Jesus of Nazareth. Martin Luther King Jnr. Ayrton Senna. You could probably connect the first two, but what’s Senna doing there?
As the world marks the 50th anniversary of MLK’s death, it brought to mind some other ‘untimely’ deaths that have caused me to to soul-search recently – and a remarkable characteristic they all seemed to share.
Last week was Holy Week. The events of Good Friday and Easter Sunday are rightly the focus, but I have been more struck by the sense of foreboding that Jesus started speaking of in the weeks beforehand. He was undoubtedly aware of the Messianic prophecies that He would be fulfilling, but there seems to have come a point when generalities started to become imminently more specific & personal. “[Jesus] said to his disciples, “Listen carefully to what I am about to tell you: The Son of Man is going to be delivered into the hands of men.” But they did not understand what this meant. … As the time approached for him to be taken up to heaven, Jesus resolutely set out for Jerusalem.” Then of course it all culminates in the Garden of Gethsemane: “‘Father, if you are willing, take this cup from me; yet not my will, but yours be done.’ …And being in anguish, he prayed more earnestly“.
A few months ago I watched the film Senna. I recommend it. Even Mrs Shields enjoyed it (rather than endured it – as she usually does with my film choices!) As the trailer says: Genius. Maverick. Outsider. Superstar. Legend. What it omitted to say was Devout and Humble. Person after person testified to Senna’s faith & humility. He spoke personally about some of his experiences whilst driving in almost celestial terms. But it was his almost eerie premonition of his own death that gave me shivers. “On that morning when [Senna] woke up, he asked God to talk to him. He opened the Bible and read a passage which said God would give him the greatest of all gifts. Which was God himself. A crash!”
Which brings us to the amazing, spine-chilling, speech by Martin Luther King Jnr. Not the one everyone usually thinks of, but the one he made on the eve of his assassination.
Listening to these words from his final speech – his voice choked with emotion, his eyes welling with tears – it’s easy to believe that the LORD had given him another dream besides the one he’s famous for: a premonition of his impending death.
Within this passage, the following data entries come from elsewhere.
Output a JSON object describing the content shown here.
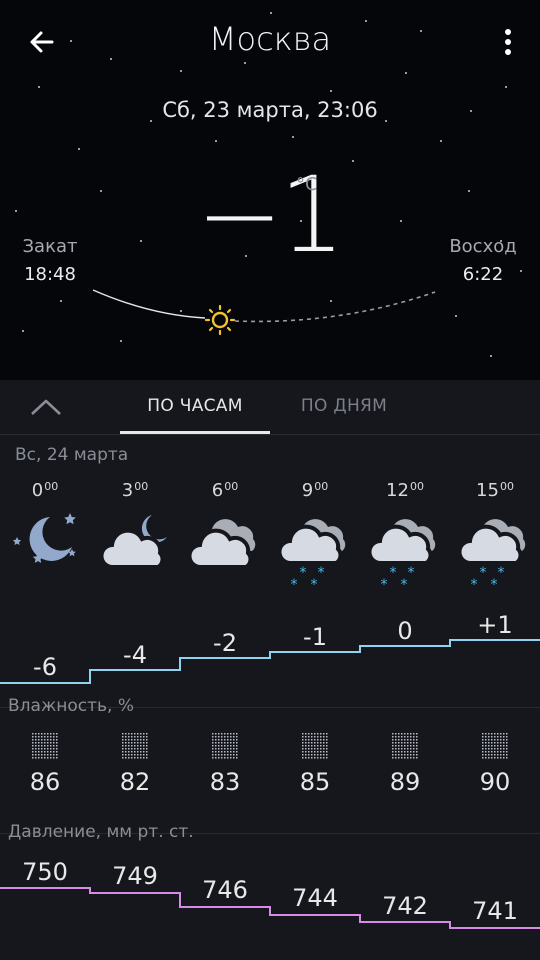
{
  "header": {
    "city": "Москва",
    "datetime": "Сб, 23 марта, 23:06",
    "temperature": "−1",
    "unit": "°C"
  },
  "sun": {
    "sunset_label": "Закат",
    "sunset_time": "18:48",
    "sunrise_label": "Восход",
    "sunrise_time": "6:22"
  },
  "tabs": {
    "hourly": "ПО ЧАСАМ",
    "daily": "ПО ДНЯМ"
  },
  "forecast": {
    "day_label": "Вс, 24 марта",
    "hours": [
      {
        "h": "0",
        "m": "00",
        "icon": "moon-stars-icon",
        "temp": "-6",
        "humidity": "86",
        "pressure": "750"
      },
      {
        "h": "3",
        "m": "00",
        "icon": "cloud-moon-icon",
        "temp": "-4",
        "humidity": "82",
        "pressure": "749"
      },
      {
        "h": "6",
        "m": "00",
        "icon": "cloud-icon",
        "temp": "-2",
        "humidity": "83",
        "pressure": "746"
      },
      {
        "h": "9",
        "m": "00",
        "icon": "cloud-snow-icon",
        "temp": "-1",
        "humidity": "85",
        "pressure": "744"
      },
      {
        "h": "12",
        "m": "00",
        "icon": "cloud-snow-icon",
        "temp": "0",
        "humidity": "89",
        "pressure": "742"
      },
      {
        "h": "15",
        "m": "00",
        "icon": "cloud-snow-icon",
        "temp": "+1",
        "humidity": "90",
        "pressure": "741"
      }
    ]
  },
  "humidity_section": {
    "label": "Влажность, %"
  },
  "pressure_section": {
    "label": "Давление, мм рт. ст."
  },
  "colors": {
    "temp_line": "#8fd3f0",
    "pressure_line": "#d68be6",
    "sun": "#f4c430"
  }
}
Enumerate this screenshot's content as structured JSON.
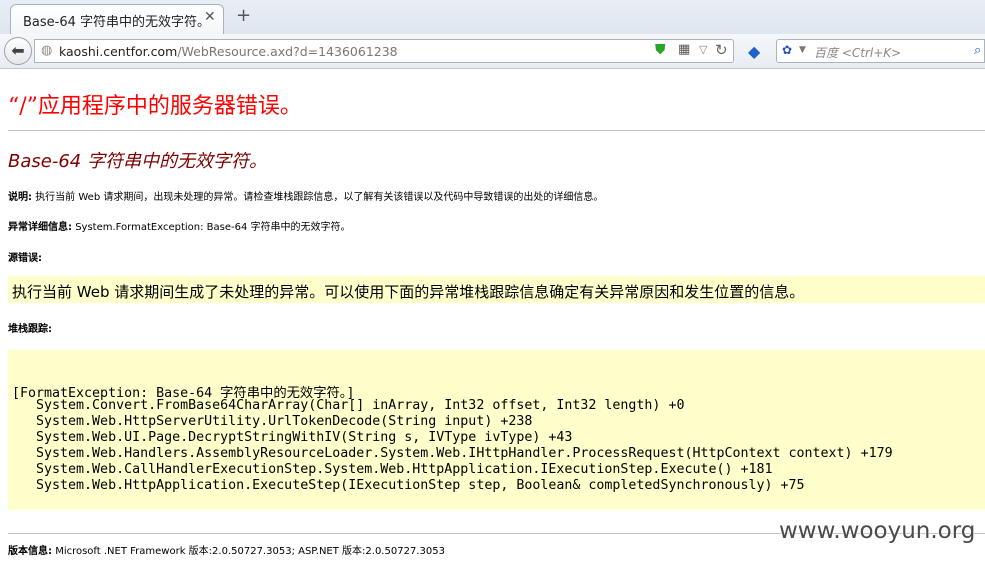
{
  "browser": {
    "tab_title": "Base-64 字符串中的无效字符。",
    "tab_close": "✕",
    "new_tab": "+",
    "url_host": "kaoshi.centfor.com",
    "url_path": "/WebResource.axd?d=1436061238",
    "search_placeholder": "百度 <Ctrl+K>",
    "icons": [
      "back-arrow-icon",
      "globe-icon",
      "shield-icon",
      "qr-code-icon",
      "dropdown-arrow-icon",
      "reload-icon",
      "extension-icon",
      "baidu-paw-icon",
      "search-go-icon"
    ]
  },
  "page": {
    "app_error_title": "“/”应用程序中的服务器错误。",
    "error_heading": "Base-64 字符串中的无效字符。",
    "description_label": "说明:",
    "description_text": "执行当前 Web 请求期间，出现未处理的异常。请检查堆栈跟踪信息，以了解有关该错误以及代码中导致错误的出处的详细信息。",
    "exception_label": "异常详细信息:",
    "exception_text": "System.FormatException: Base-64 字符串中的无效字符。",
    "source_error_label": "源错误:",
    "source_error_text": "执行当前 Web 请求期间生成了未处理的异常。可以使用下面的异常堆栈跟踪信息确定有关异常原因和发生位置的信息。",
    "stack_trace_label": "堆栈跟踪:",
    "stack_trace": [
      "[FormatException: Base-64 字符串中的无效字符。]",
      "   System.Convert.FromBase64CharArray(Char[] inArray, Int32 offset, Int32 length) +0",
      "   System.Web.HttpServerUtility.UrlTokenDecode(String input) +238",
      "   System.Web.UI.Page.DecryptStringWithIV(String s, IVType ivType) +43",
      "   System.Web.Handlers.AssemblyResourceLoader.System.Web.IHttpHandler.ProcessRequest(HttpContext context) +179",
      "   System.Web.CallHandlerExecutionStep.System.Web.HttpApplication.IExecutionStep.Execute() +181",
      "   System.Web.HttpApplication.ExecuteStep(IExecutionStep step, Boolean& completedSynchronously) +75"
    ],
    "version_label": "版本信息:",
    "version_text": "Microsoft .NET Framework 版本:2.0.50727.3053; ASP.NET 版本:2.0.50727.3053"
  },
  "watermark": "www.wooyun.org",
  "colors": {
    "error_title": "#ff0000",
    "error_heading": "#800000",
    "highlight_box": "#ffffcc"
  }
}
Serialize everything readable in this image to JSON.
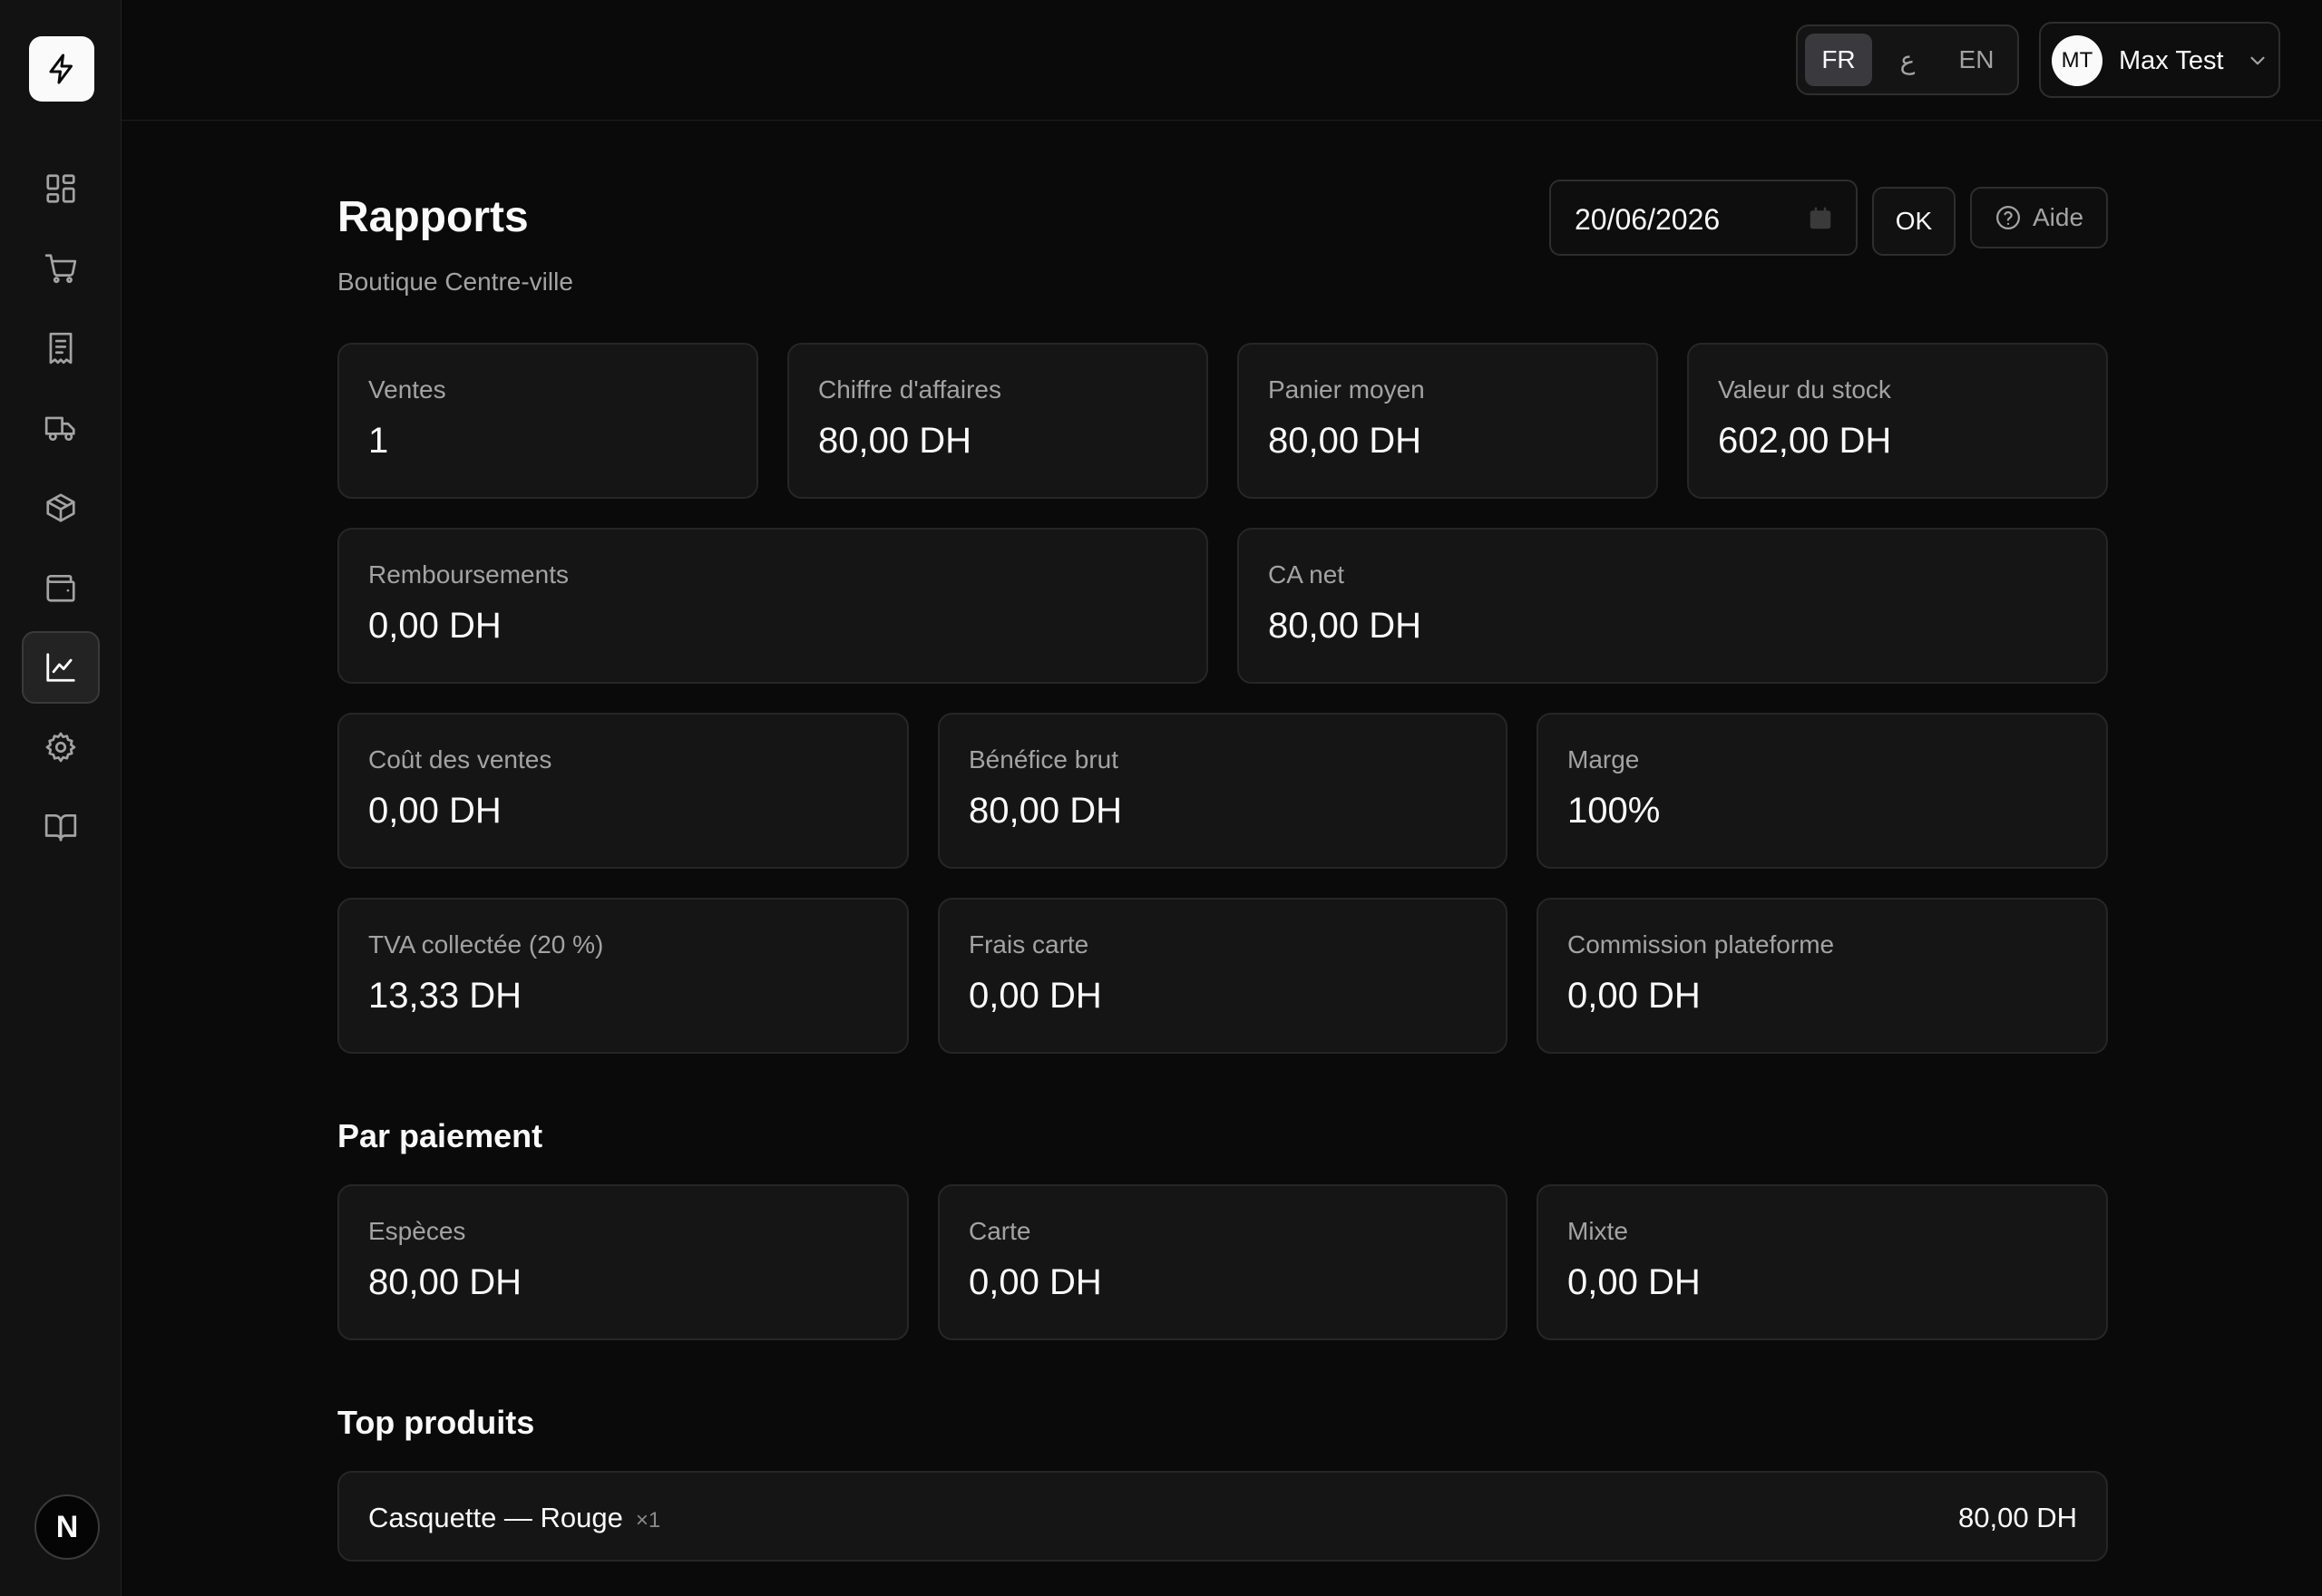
{
  "header": {
    "languages": [
      {
        "code": "FR",
        "active": true
      },
      {
        "code": "ع",
        "active": false
      },
      {
        "code": "EN",
        "active": false
      }
    ],
    "user": {
      "initials": "MT",
      "name": "Max Test"
    }
  },
  "sidebar": {
    "items": [
      {
        "icon": "dashboard-icon",
        "active": false
      },
      {
        "icon": "cart-icon",
        "active": false
      },
      {
        "icon": "receipt-icon",
        "active": false
      },
      {
        "icon": "truck-icon",
        "active": false
      },
      {
        "icon": "package-icon",
        "active": false
      },
      {
        "icon": "wallet-icon",
        "active": false
      },
      {
        "icon": "chart-line-icon",
        "active": true
      },
      {
        "icon": "settings-icon",
        "active": false
      },
      {
        "icon": "book-icon",
        "active": false
      }
    ],
    "bottom_badge": "N"
  },
  "page": {
    "title": "Rapports",
    "subtitle": "Boutique Centre-ville",
    "date": "20/06/2026",
    "ok_label": "OK",
    "help_label": "Aide"
  },
  "stats": [
    {
      "label": "Ventes",
      "value": "1"
    },
    {
      "label": "Chiffre d'affaires",
      "value": "80,00 DH"
    },
    {
      "label": "Panier moyen",
      "value": "80,00 DH"
    },
    {
      "label": "Valeur du stock",
      "value": "602,00 DH"
    },
    {
      "label": "Remboursements",
      "value": "0,00 DH"
    },
    {
      "label": "CA net",
      "value": "80,00 DH"
    },
    {
      "label": "Coût des ventes",
      "value": "0,00 DH"
    },
    {
      "label": "Bénéfice brut",
      "value": "80,00 DH"
    },
    {
      "label": "Marge",
      "value": "100%"
    },
    {
      "label": "TVA collectée (20 %)",
      "value": "13,33 DH"
    },
    {
      "label": "Frais carte",
      "value": "0,00 DH"
    },
    {
      "label": "Commission plateforme",
      "value": "0,00 DH"
    }
  ],
  "payment": {
    "title": "Par paiement",
    "items": [
      {
        "label": "Espèces",
        "value": "80,00 DH"
      },
      {
        "label": "Carte",
        "value": "0,00 DH"
      },
      {
        "label": "Mixte",
        "value": "0,00 DH"
      }
    ]
  },
  "top_products": {
    "title": "Top produits",
    "items": [
      {
        "name": "Casquette — Rouge",
        "qty": "×1",
        "total": "80,00 DH"
      }
    ]
  }
}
What utter commitment, conviction & resolution each of these men had to fulfill their personal, God-given callings. Their divine calling became their literal passion. To foresee your own, untimely death and walk resolutely into it, without fear or flinching, is surely what distinguishes men like these from the rest of us. And for both Senna & MLK (as well as the countless other martyrs) it is Christ’s own passion that was both the source & the strength for their own.
What must it be like to sense that God is calling you home? To know that the mountaintop from which you have been able to glimpse the promised land is also creating the valley of death through which you must walk. How much more vivid & lucid must the words of Psalm 23 become?